> **WHAT TO PRODUCE**: Copy out, from the data, each line containing the string "five".

((

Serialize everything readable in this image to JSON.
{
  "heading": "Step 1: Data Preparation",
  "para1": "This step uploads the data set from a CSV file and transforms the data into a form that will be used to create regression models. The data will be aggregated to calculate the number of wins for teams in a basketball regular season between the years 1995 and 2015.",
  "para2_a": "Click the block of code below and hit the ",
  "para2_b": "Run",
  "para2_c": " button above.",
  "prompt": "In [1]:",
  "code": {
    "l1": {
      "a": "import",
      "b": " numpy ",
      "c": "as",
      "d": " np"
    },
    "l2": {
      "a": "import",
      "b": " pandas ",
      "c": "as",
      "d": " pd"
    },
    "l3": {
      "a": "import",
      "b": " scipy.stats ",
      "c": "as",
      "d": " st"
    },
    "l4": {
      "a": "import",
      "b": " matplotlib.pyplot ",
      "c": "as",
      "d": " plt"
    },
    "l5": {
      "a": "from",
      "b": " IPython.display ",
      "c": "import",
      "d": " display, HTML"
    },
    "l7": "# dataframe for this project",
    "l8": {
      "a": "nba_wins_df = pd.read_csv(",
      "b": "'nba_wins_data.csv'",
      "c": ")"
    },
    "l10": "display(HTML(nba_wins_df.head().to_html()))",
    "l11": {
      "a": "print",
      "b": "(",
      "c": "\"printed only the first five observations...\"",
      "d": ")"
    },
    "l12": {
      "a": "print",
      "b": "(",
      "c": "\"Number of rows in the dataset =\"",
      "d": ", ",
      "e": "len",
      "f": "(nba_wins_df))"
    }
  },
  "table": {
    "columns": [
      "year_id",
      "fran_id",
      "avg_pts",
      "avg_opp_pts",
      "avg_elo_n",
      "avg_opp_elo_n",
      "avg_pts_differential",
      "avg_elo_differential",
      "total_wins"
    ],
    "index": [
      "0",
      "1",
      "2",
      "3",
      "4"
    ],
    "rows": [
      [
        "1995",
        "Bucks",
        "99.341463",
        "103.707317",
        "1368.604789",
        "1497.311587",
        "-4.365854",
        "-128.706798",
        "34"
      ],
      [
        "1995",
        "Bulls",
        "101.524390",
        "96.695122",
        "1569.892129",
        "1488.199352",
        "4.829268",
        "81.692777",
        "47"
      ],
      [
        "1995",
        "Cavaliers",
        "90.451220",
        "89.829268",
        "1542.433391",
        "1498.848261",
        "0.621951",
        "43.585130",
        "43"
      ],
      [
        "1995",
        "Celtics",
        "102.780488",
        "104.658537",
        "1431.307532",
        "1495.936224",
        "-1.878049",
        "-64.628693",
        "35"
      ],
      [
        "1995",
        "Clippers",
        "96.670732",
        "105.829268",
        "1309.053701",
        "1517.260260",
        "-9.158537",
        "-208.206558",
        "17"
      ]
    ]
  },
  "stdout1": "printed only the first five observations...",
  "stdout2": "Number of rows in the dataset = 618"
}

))

> **EXERCISE RESPONSE**:
      "c": "\"printed only the first five observations...\"",
  "stdout1": "printed only the first five observations...",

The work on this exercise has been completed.